There is an ancient Chinese legend which says that at the beginning of every existing thing, when time was not time yet and darkness and chaos ruled the Universe, in that endless darkness shaped like a black egg, Pangu was born.
Pangu incubated inside the egg, being fed from it and resting inside it.
The moment came when Pangu finally woke up, and already as a giant, while stretching he broke the shell of the egg where he had been shut up.
The clear and bright part of the egg ascended and created the skies (YANG). The cold and cloudy matter remained below to create the Earth (YIN).
Pangu remained in the middle with its head touching the sky and its feet on the Earth.
Surprised and excited, Pangu found himself in a new habitat, full of light and space to stand up. He was in a free habitat.
However, something started to worry him and it was the idea that sky and earth could join together again as they used to do and that Pangu could be trapped again in the egg. Thus, he placed himself between both of them, holding them with its head and feet for some long 18 thousand years. During all that time, Pangu continued to grow. Therefore, without noticing it, he separated the two parts more and more from each other until one day he felt that the distance between them both was appropriate for them not to join again.
At that moment, he fell exhausted due to fatigue and sank in a deep sleep from which he never woke up.
From his body, the elements of Nature started to originate: his hair gave birth to the stars and the Milky Way; from its left eye the Sun was born and from its right eye the Moon was born. From his voice, the thunder and lightning were created; from his breath the wind and clouds were originated. The trunk and the four limbs were transformed into the four cardinal points and the mountains.
From the rest of his flesh the trees and sleep were born, while from its skin and body hair the herbs and flowers were born.
His blood became rivers and his veins became the channels through which these flowed. The metals and stones arose from his teeth and bones.
Its marrow became jade and pearls; his sweat became dew and finally, his body parasites became men and women, thus giving origin to the human race.
In other versions of the Pangu myth, his tears flowed to become rivers and the gleam of his eyes became the thunder and the lightning. According to this interpretation, when Pangu was happy the sun shone, but when he was angry black clouds covered the sky…

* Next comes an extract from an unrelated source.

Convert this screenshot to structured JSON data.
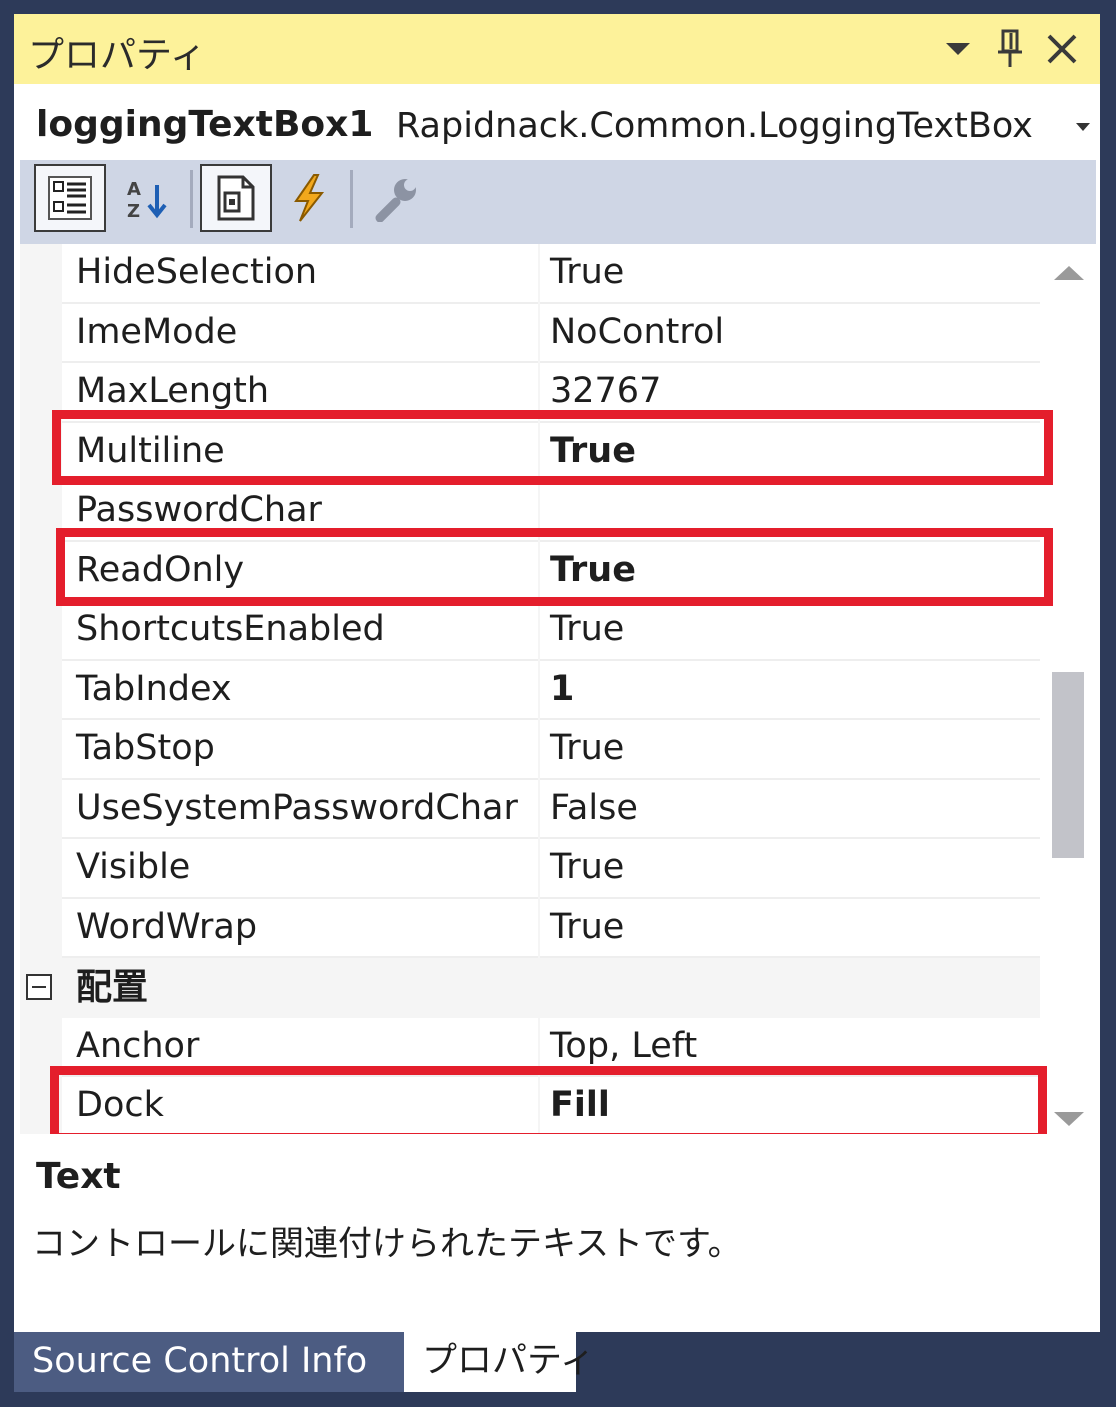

…And this is how the Universe was created from the giant Pangu.


The usefulness of the nothing.

Thirty rays converge towards the center of a wheel, but it is the emptiness in the center what makes the wheel useful.
A container is cast with clay, but it is the empty space in it what we use as a container.
We open doors and windows in a house, but it is because of its empty spaces that we can use it.
Thus, things come from existence and their utility comes from the non-existence.

Tao Te King. XI.
Lao Tse

Dr. Cecilia Y. Cáceres